The Trace\’s NRA Campaign Spending Tracker and its related Twitter bot gave the public real-time access to the group’s federal campaign spending. Starting 100 days before the 2018 midterm elections, our code pulled and sorted the NRA’s latest filings to the Federal Election Commission, which allowed us to give media, analysts, researchers and the voting public a running tally of every dollar the group had spent on each congressional candidate it backed, and how much it spent to oppose those it wanted to see defeated.
Together, these tools helped us serve our audiences with distinctive reporting on a consequential election while establishing one of the major narratives of the 2018 midterms.
What makes this project innovative?
The Trace’s resident reporter-slash-coder, Daniel Nass, built this automated NRA Campaign Spending Tracker to make it easy for journalists and the public to follow the group’s spending in the 2018 midterms. We initially conceived of this as a tool that would live on The Trace's website, but we extended its use to Twitter, where many journalists, analysts and voters gathered on election night to watch the returns. Our Twitter bot recorded whether NRA-backed candidates won or lost their races, compared those results to previous election cycles, and shared those results and comparisons with our Twitter audience using a reader-friendly format. The tracker and bot are the first tools to watch the NRA's spending this closely in real time.
What was the impact of your project? How did you measure it?
The NRA owes its fearsome political reputation to its muscular election spending. In previous years, the gun group had poured tens of millions of dollars into dozens of races, winning big in many of them. But our tool uncovered a significant shift for the group: the NRA was spending far less than it had in recent electoral cycles. When the tool flagged the NRA’s sharply reduced spending, it identified a key storyline that informed reporting by major national outlets (including CNN, the Washington Post, Bloomberg News, and McClatchy) on the group’s diminished political sway. More than 10 local and national media outlets cited our tracker in their coverage. Over the election season, nearly 30,000 users viewed our tracker, spending an average of 3:30 minutes with the tool.
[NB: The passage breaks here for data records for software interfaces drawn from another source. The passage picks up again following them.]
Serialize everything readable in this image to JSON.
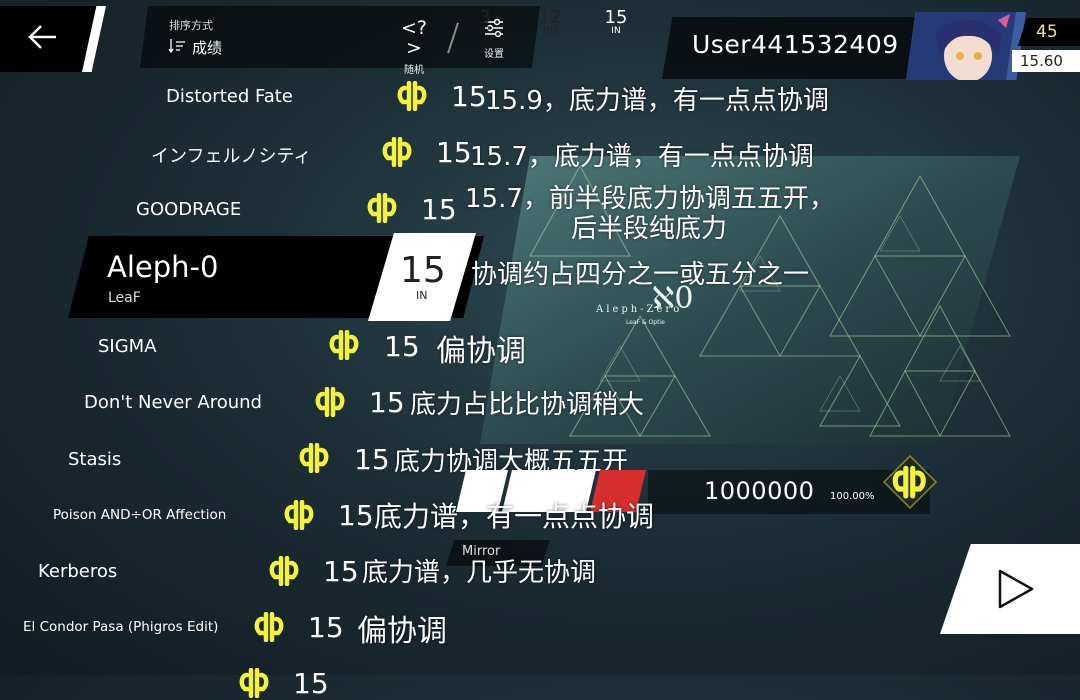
{
  "header": {
    "sort_caption": "排序方式",
    "sort_value": "成绩",
    "random_label": "随机",
    "settings_label": "设置"
  },
  "user": {
    "name": "User441532409",
    "level": "45",
    "rks": "15.60"
  },
  "songs": [
    {
      "title": "Distorted Fate",
      "level": "15",
      "comment": "15.9，底力谱，有一点点协调"
    },
    {
      "title": "インフェルノシティ",
      "level": "15",
      "comment": "15.7，底力谱，有一点点协调"
    },
    {
      "title": "GOODRAGE",
      "level": "15",
      "comment_line1": "15.7，前半段底力协调五五开，",
      "comment_line2": "后半段纯底力"
    },
    {
      "title": "SIGMA",
      "level": "15",
      "comment": "偏协调"
    },
    {
      "title": "Don't Never Around",
      "level": "15",
      "comment": "底力占比比协调稍大"
    },
    {
      "title": "Stasis",
      "level": "15",
      "comment": "底力协调大概五五开"
    },
    {
      "title": "Poison AND÷OR Affection",
      "level": "15",
      "comment": "底力谱，有一点点协调"
    },
    {
      "title": "Kerberos",
      "level": "15",
      "comment": "底力谱，几乎无协调"
    },
    {
      "title": "El Condor Pasa (Phigros Edit)",
      "level": "15",
      "comment": "偏协调"
    },
    {
      "title": "",
      "level": "15",
      "comment": ""
    }
  ],
  "selected_song": {
    "title": "Aleph-0",
    "artist": "LeaF",
    "level": "15",
    "difficulty": "IN",
    "comment": "协调约占四分之一或五分之一"
  },
  "illustration": {
    "logo_text": "Aleph-Zero",
    "logo_sub": "LeaF & Optie",
    "logo_glyph": "ℵ0"
  },
  "difficulties": [
    {
      "value": "3",
      "label": "EZ"
    },
    {
      "value": "12",
      "label": "HD"
    },
    {
      "value": "15",
      "label": "IN"
    }
  ],
  "score": {
    "value": "1000000",
    "accuracy": "100.00%"
  },
  "mirror_label": "Mirror",
  "colors": {
    "accent_red": "#d62e2e",
    "phi_yellow": "#f4f23c",
    "level_yellow": "#f2e66e"
  },
  "icons": {
    "back": "back-arrow-icon",
    "sort": "sort-icon",
    "random": "random-icon",
    "settings": "settings-icon",
    "phi": "phi-rank-icon",
    "play": "play-icon"
  }
}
Source and methodology
All of the data used in this news app came from publicly available sources. Some was obtained through APIs, some was scraped, and some was compiled by hand. The campaign finance data was sourced from the Federal Election Commission’s API and ProPublica’s campaign finance API, both of which draw on raw filings submitted to the FEC. For independent expenditure data, ProPublica’s API was used because it parses the FEC filings faster than the FEC itself — ProPublica’s API generally makes new data available within a few minutes, rather than the following day. Direct contribution data, which is filed on a monthly basis, came from the FEC. Candidates’ states and party affiliations also came from the FEC; this information was manually checked against other sources such as Ballotpedia and corrected if necessary (e.g. there were a few cases where the FEC listed candidates currently running for Senate seats as running for House seats they had previously held). The campaign finance data was stored as two arrays: one of individual line-item expenditures, and one of candidates. These two datasets joined on a candidate ID field. The analysis of the campaign finance data mainly involved grouping the spending data on various fields, such as state, race, candidate, and party, and then filtering or summarizing. This allowed the user to access a wide variety of views of the data, such as a summary of spending totals in every state, or itemized spending in a single race over time. Because independent expenditures disclosed in initial 24- or 48-hour reports are sometimes amended in monthly reports, the script powering the project automatically cross-referenced new filings with their older counterparts and replaced the data when needed. As Daniel developed the project, he consulted with campaign finance specialists at the Center for Responsive Politics and ProPublica in order to make sure he was using and interpreting the data correctly. The project incorporated a few other data sources. Because the FEC’s API does not differentiate between general elections and special elections, a list of the special elections in the 2018 cycle was obtained from Ballotpedia. The Twitter bot used a hand-built list of candidates’ Twitter handles to tweet at the candidates who were receiving the NRA’s support. That list was compiled by manually searching Twitter and Google to find the username of every candidate whose name appeared in the NRA’s filings. After the NRA published its candidate grades, those were incorporated into the tracker and bot as well. The grades were concealed behind a search function that only showed results for candidates on the ballot at a specific street address. To obtain all of the House candidate grades, Census shapefiles of the congressional districts were analyzed to identify a point within each one. Those points were fed into Google’s reverse geocoder API to map each point to an address, which were then plugged into the search form to scrape the results. Both the list of candidate Twitter handles and the list of grades were manually edited to standardize the candidate names so that they would join cleanly with the names present in the FEC data.